Located on the lower level of Hutcheson Hall, the Rock Preparation Lab contains equipment for preparing rocks for study. This includes two 24-inch Covington slab saws, a 10-inch saw, a Buehler polisher, a tumbler and an Ingram thin section machine. This lab is also equipped with a portable gas-powered rock corer that can collect 1-inch diameter core samples for thin section preparation.
ETSU/Eastman Valleybrook Campus
ETSU’s Valleybrook Campus is comprised of a 72,000 square-foot facility located on 144 acres off of Pickens Road in Gray, Tennessee. The facility includes state of the art labs, office space, and outdoor space. The Department of Geosciences has multiple preparation labs, offices, and storage spaces inside, and operates the ETSU Valleybrook Outdoor Soil and Water Research Lab on the facility grounds. This lab consists of two gully systems on an eroding hillslope, a groundwater well, and a Davis Vantage Pro weather station.
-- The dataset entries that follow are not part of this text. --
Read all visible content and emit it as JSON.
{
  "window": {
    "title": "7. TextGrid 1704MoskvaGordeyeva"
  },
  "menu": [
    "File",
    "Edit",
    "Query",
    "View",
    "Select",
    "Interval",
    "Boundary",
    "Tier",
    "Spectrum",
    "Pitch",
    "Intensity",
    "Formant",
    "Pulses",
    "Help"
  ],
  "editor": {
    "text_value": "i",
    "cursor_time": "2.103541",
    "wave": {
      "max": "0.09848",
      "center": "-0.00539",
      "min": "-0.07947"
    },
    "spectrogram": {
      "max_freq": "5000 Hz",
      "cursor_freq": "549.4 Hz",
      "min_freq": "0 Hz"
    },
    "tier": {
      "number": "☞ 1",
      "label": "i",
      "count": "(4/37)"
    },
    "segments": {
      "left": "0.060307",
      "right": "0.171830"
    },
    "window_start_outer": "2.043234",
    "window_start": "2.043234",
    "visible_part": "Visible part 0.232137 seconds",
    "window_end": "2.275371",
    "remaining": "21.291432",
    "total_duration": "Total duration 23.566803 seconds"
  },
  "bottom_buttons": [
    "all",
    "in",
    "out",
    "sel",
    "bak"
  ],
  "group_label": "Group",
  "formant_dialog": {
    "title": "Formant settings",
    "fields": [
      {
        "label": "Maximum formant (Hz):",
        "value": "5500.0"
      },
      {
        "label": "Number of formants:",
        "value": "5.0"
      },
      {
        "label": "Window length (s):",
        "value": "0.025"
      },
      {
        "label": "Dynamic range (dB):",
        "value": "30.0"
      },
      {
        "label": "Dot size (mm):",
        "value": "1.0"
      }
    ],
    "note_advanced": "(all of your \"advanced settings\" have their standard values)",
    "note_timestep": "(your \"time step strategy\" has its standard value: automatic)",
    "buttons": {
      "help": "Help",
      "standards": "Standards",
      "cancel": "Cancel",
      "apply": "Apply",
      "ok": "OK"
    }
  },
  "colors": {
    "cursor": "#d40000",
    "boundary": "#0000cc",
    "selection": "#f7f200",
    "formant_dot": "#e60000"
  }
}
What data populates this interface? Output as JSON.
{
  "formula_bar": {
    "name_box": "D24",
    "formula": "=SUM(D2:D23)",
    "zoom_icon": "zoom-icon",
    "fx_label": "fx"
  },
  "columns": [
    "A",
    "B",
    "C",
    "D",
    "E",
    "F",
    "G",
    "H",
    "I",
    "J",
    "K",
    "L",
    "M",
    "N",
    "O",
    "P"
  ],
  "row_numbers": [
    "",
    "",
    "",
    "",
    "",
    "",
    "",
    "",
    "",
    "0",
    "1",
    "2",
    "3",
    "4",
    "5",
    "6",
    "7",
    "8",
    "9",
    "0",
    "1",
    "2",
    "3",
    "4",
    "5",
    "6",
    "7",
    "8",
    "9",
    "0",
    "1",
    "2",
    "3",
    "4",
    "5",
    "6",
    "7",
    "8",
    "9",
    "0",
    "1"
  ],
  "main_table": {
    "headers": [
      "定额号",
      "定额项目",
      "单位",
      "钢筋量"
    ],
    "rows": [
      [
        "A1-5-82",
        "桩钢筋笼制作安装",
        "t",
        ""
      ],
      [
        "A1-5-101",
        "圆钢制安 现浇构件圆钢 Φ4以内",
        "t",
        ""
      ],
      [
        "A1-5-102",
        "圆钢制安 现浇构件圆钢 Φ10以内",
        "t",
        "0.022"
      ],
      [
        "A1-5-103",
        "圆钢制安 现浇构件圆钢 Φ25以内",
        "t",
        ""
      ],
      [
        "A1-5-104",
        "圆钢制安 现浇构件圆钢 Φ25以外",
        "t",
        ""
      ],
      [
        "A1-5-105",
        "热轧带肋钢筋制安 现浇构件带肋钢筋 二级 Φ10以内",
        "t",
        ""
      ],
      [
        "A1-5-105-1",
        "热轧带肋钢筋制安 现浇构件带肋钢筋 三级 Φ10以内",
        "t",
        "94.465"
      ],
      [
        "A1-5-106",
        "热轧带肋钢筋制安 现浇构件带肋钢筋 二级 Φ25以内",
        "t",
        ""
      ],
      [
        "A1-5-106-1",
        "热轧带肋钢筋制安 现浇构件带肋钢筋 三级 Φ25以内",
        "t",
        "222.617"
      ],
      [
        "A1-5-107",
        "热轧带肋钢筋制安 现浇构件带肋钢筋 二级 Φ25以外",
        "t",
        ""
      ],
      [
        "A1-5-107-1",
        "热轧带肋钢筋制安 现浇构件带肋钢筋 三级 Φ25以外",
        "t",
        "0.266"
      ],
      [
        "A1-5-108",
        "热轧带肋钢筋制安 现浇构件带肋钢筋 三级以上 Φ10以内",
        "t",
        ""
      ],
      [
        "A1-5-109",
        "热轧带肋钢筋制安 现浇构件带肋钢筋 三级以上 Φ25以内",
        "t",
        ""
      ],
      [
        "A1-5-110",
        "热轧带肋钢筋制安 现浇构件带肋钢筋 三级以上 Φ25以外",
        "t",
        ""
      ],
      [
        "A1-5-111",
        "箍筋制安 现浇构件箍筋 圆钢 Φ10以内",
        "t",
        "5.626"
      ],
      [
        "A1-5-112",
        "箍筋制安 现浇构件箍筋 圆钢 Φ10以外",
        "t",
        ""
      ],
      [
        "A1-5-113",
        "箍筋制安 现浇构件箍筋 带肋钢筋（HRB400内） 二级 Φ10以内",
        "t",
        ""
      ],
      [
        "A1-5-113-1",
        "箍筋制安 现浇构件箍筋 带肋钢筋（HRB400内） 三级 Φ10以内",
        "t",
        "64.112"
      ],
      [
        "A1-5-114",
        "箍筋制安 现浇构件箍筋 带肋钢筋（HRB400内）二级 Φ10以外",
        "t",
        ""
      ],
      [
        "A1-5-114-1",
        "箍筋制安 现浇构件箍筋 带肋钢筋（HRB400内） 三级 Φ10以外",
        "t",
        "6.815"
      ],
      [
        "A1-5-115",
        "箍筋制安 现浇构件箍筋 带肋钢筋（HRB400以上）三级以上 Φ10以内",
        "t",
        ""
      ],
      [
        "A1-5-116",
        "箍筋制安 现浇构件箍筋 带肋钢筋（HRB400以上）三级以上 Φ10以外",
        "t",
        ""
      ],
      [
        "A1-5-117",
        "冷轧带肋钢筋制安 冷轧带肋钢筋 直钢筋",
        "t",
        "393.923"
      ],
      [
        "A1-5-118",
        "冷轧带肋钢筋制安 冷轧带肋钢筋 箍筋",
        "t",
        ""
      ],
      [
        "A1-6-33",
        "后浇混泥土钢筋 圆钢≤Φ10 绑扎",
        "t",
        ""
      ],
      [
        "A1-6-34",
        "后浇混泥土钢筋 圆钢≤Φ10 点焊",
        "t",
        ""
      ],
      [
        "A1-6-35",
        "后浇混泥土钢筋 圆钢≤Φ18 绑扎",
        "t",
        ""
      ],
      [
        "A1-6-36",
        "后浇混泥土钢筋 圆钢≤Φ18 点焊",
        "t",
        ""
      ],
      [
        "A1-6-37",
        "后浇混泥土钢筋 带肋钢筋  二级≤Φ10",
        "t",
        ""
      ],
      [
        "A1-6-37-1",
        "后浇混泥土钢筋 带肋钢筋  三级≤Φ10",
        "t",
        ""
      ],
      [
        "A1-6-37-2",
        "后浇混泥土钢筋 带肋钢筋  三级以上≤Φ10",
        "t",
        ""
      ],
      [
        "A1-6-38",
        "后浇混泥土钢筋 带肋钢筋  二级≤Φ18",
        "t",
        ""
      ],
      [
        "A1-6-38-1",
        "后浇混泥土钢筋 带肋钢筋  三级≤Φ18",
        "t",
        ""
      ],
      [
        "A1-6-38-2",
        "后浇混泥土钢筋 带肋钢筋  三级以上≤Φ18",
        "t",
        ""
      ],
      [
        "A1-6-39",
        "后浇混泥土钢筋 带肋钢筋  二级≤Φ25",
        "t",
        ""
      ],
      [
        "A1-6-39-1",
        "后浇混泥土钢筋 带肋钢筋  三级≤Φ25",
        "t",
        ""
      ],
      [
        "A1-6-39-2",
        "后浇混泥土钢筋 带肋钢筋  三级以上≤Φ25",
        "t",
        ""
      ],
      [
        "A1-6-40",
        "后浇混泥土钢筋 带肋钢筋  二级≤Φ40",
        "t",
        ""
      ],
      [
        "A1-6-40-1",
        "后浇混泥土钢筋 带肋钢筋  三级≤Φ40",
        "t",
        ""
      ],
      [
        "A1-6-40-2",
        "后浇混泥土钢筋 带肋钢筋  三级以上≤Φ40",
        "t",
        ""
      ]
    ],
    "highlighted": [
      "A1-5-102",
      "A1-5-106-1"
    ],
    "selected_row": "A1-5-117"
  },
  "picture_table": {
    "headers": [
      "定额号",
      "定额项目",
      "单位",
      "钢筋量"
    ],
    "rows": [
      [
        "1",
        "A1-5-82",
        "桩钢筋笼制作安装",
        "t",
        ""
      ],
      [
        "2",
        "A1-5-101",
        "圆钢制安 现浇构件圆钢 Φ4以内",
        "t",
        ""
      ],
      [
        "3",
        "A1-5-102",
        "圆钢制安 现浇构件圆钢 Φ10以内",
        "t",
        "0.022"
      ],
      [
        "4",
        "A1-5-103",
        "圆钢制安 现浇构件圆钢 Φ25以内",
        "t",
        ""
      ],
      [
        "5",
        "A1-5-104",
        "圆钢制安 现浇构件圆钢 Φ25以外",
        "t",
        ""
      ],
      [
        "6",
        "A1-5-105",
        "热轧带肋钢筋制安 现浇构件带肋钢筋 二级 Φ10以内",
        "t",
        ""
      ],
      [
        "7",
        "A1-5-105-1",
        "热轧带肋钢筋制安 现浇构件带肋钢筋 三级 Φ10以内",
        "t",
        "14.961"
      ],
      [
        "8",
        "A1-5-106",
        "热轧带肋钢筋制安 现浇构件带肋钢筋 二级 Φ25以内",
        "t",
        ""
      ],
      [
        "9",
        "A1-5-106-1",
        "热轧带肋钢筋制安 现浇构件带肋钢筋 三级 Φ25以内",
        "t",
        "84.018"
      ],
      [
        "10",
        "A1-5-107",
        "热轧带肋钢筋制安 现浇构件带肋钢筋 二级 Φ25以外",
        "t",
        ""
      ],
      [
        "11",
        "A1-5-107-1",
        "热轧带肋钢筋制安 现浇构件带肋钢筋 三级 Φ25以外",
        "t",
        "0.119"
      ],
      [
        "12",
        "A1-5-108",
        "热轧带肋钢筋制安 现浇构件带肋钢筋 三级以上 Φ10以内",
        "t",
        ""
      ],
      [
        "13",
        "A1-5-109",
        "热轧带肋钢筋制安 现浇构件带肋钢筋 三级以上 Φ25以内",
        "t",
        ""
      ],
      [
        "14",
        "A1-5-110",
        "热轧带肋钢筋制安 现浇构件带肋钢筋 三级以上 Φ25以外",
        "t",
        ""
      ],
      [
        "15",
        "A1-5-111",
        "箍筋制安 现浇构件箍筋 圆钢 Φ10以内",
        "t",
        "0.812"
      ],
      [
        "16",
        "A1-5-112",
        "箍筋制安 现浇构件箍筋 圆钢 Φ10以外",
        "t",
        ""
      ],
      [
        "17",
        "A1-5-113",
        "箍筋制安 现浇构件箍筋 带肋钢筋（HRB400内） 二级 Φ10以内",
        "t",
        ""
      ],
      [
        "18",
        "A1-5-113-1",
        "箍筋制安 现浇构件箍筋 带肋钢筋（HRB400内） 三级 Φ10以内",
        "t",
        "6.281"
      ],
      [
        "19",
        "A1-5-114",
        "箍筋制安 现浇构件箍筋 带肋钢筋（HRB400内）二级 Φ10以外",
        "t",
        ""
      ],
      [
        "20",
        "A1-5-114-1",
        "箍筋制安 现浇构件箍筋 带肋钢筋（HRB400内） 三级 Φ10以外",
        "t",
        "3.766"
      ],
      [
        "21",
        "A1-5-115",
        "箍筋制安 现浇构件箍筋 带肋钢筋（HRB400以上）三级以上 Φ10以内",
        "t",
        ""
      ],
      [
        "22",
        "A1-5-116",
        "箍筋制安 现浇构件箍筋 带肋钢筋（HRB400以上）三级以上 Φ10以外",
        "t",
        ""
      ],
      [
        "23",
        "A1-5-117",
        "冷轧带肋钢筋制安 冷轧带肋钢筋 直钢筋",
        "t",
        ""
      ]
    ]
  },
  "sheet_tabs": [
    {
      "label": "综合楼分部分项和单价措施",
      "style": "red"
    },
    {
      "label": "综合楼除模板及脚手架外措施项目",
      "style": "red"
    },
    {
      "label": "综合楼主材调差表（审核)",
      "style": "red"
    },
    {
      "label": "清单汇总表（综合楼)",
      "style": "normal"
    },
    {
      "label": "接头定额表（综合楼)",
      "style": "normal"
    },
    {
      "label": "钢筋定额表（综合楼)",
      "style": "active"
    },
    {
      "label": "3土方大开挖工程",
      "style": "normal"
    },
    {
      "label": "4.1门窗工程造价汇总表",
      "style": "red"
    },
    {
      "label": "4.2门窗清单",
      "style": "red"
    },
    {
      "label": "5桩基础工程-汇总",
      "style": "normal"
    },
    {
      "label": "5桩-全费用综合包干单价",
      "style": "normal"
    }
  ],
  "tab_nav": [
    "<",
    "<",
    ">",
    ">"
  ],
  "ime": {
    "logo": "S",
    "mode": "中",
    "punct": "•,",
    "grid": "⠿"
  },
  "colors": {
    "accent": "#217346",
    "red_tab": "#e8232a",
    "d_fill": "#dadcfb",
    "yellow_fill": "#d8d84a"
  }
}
The weather station logs current conditions at 5-minute intervals, and the data are archived on a desktop computer on site and broadcast in real time to WeatherUnderground (https://www.wunderground.com/personal-weather-station/dashboard?ID=KTNJONES12). A second weather station is located on the main ETSU campus in front of Ross Hall, and data are also archived on site and broadcast in real time to WeatherUnderground (https://www.wunderground.com/personal-weather-station/dashboard?ID=KTNJOHNS46#history).
Laboratory for Advanced Methods in Paleoecology and Chronometry (Valleybrook): LAMPEC provides research facilities for conducting a variety of geochemical and chronometric analyses in support of paleontological research programs. Currently, the lab hosts active stable isotope and archaeomagnetic research programs. Training in laboratory techniques using existing equipment is available to interested ETSU students and visiting researchers. Laboratory capacities include: Wet lab facilities for preparing stable isotope samples and analyzing oriented sediment samples for archaeomagnetic dating. Facilities for a broad variety of geochemical sample preparation that includes many different geological and biological materials (e.g., bone, enamel, guano, sediment/rock, and preserved soft tissue) for many different analyses (e.g., stable isotopes, trace elements, 14C dating, electron microscopy). A Schonstedt spinner magnetometer and AC demagnetizer for the purpose of analyzing samples for archaeomagnetic dating.